I recommend clicking on the link and reading the whole piece. It is long at 25 pages, but is a comprehensive (and thought-provoking) discussion of the legal and political aspects of the Ukraine conflict since the events of 2013. – Natylie

David C. Hendrickson is a Senior Fellow at the Institute for Peace & Diplomacy, Professor Emeritus of political science at Colorado College, and President of the John Quincy Adams Society.

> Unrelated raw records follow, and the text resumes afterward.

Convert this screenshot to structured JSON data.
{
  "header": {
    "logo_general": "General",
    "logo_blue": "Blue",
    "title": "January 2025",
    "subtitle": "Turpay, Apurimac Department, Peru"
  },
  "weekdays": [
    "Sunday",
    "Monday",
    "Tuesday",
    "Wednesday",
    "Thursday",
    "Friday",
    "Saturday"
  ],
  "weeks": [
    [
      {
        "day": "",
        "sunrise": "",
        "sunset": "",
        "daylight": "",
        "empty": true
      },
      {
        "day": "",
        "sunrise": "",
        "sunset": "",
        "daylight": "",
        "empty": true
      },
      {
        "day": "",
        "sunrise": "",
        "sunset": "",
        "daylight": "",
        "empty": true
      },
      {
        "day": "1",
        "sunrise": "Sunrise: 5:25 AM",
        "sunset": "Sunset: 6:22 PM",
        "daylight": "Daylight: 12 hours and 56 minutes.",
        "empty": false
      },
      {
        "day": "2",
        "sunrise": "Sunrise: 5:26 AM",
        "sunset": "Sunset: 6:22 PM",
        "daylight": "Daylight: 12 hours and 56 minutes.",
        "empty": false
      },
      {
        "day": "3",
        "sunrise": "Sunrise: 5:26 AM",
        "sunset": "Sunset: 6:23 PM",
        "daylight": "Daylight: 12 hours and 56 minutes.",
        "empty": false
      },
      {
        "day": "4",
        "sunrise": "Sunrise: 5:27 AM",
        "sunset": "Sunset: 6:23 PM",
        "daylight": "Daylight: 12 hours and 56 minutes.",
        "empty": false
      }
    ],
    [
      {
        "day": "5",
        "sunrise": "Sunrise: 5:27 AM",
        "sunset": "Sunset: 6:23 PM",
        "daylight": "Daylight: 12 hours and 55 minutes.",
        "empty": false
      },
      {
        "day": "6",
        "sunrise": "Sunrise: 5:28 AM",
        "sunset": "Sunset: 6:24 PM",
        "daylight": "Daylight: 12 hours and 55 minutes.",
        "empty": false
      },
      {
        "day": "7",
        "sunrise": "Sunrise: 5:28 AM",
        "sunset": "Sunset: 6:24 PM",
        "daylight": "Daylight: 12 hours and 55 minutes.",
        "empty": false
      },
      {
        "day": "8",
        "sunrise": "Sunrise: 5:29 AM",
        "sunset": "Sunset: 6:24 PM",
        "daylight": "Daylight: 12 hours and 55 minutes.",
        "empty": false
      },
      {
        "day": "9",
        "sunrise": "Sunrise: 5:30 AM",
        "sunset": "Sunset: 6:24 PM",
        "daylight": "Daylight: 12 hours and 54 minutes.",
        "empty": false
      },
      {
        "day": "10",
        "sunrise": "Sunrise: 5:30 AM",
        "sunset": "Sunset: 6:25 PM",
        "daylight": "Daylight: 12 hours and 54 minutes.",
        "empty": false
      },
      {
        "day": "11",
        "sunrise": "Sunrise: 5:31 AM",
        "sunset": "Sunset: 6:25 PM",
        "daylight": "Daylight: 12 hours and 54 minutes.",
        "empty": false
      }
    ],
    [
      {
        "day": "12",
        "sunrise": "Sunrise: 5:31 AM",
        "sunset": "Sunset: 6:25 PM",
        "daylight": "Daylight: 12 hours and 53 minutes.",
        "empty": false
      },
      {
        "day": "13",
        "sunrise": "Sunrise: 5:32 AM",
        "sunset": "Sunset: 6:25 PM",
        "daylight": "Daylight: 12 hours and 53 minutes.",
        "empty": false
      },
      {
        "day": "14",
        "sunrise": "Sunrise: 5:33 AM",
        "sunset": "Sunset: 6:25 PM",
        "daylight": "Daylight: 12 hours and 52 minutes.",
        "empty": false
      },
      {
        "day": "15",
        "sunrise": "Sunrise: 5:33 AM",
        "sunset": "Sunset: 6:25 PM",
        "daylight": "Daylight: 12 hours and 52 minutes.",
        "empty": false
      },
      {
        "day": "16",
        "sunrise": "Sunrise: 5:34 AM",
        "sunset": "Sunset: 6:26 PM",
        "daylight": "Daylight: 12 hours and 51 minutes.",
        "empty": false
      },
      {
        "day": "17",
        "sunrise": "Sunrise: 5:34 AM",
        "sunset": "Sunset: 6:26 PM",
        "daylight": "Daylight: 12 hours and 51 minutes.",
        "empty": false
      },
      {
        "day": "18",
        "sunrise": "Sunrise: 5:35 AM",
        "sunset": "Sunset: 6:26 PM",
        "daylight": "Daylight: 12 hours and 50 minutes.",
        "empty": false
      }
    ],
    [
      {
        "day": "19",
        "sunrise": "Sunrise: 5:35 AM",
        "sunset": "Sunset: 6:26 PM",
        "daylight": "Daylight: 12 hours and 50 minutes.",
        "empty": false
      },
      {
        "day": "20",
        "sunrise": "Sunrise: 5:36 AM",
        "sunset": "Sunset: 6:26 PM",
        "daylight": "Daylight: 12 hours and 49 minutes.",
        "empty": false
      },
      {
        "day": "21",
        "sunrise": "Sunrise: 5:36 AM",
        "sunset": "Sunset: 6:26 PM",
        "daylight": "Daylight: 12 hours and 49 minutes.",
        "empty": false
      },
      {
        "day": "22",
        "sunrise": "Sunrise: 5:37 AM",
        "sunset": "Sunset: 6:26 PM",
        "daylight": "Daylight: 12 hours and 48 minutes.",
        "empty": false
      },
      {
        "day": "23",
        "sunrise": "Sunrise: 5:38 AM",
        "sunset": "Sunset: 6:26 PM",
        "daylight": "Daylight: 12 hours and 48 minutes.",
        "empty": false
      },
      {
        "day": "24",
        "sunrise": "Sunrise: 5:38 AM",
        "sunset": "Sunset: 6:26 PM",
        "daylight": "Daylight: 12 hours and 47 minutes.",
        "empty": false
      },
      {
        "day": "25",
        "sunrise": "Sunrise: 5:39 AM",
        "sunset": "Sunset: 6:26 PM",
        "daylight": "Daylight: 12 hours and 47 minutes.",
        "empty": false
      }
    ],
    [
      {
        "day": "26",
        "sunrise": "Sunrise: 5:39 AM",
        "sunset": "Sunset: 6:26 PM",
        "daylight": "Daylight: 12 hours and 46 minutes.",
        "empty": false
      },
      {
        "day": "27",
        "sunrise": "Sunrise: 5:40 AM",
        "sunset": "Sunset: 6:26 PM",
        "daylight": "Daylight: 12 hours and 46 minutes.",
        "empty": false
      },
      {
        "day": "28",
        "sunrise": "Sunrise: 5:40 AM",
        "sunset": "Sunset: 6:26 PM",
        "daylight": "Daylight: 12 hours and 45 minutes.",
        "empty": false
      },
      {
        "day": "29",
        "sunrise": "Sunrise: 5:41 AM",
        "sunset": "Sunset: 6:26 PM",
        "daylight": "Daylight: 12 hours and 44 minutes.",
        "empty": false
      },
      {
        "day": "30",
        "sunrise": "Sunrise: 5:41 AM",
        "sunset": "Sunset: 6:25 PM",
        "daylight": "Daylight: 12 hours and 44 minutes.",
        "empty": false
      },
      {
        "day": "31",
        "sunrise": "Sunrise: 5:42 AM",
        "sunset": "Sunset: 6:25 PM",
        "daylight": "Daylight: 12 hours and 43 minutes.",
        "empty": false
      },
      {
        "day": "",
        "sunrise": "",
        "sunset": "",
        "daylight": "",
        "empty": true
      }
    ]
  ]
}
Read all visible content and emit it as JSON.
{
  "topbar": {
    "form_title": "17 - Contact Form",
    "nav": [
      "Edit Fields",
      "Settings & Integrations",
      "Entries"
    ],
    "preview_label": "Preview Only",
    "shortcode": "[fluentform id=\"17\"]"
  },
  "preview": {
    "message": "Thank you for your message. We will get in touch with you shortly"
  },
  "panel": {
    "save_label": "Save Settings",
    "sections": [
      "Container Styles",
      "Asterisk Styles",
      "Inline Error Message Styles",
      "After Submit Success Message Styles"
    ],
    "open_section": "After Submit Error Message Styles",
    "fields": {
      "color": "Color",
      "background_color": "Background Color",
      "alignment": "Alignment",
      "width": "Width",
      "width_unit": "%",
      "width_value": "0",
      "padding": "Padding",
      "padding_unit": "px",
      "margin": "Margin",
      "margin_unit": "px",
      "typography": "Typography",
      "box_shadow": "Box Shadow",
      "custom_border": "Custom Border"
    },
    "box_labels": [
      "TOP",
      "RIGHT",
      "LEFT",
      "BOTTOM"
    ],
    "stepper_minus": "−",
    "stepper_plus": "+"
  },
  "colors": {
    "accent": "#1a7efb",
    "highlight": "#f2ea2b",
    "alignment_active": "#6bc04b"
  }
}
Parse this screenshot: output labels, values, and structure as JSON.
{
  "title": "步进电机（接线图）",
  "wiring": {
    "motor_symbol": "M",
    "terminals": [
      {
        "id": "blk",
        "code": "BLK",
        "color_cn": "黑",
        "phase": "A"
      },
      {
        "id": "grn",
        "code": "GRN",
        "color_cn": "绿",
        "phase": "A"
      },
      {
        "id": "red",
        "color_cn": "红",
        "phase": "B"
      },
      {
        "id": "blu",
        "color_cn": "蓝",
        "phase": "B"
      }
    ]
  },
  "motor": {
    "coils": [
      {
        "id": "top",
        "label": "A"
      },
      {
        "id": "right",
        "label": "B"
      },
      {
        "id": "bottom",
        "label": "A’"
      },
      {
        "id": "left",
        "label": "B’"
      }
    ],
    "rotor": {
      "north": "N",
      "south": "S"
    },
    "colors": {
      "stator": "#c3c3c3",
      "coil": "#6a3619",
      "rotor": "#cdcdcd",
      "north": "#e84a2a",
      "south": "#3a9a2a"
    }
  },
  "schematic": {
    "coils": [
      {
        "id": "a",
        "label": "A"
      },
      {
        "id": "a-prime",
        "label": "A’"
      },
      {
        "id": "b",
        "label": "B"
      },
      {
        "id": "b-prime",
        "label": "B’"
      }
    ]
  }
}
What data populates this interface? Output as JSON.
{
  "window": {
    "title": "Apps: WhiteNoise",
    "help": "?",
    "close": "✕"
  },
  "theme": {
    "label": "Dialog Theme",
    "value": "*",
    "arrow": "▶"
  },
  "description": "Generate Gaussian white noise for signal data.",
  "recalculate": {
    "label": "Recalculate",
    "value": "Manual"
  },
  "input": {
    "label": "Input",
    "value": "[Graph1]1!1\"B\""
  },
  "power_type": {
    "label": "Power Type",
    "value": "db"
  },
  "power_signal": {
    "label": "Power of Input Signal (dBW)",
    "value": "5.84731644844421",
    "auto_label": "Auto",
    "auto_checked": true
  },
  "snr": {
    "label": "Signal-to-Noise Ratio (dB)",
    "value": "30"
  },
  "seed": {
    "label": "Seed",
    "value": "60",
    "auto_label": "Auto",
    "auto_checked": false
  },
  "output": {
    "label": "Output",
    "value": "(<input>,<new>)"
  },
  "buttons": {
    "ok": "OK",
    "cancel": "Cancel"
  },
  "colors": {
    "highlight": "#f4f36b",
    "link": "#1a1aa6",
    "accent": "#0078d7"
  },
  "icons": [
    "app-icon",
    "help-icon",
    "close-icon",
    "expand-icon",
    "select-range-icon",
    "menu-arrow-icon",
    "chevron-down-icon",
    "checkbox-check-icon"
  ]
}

The way in which commentators have looked upon the legal issues raised by Russia’s war in Ukraine is inadequate. Western leaders have focused exclusively on Russia’s violation of Ukraine’s territorial integrity, both in 2014 and 2022. By territorial integrity is meant the principle that every state has a right to preserve itself in its own borders against external aggression. Undoubtedly, that is an important principle of international law. It is what makes the invasion or occupation of another state’s territory a categorically unjust act. This principle alone does not fully penetrate the legal issues, however, because its standing has to be assessed alongside other important principles in international law, especially the right of revolution and the right of national self-determination.

By choosing to view the Ukraine crisis solely through the lens of territorial integrity, Western policymakers systematically overlook one critical aspect of sovereignty. The principle of territorial integrity is only the external dimension of sovereignty—the more holistic concept. It is the application of international law to the external boundaries of states. But sovereignty also has an internal dimension: the right of a people to choose the sovereign whose authority they will abide by.

Read the full paper at the download link: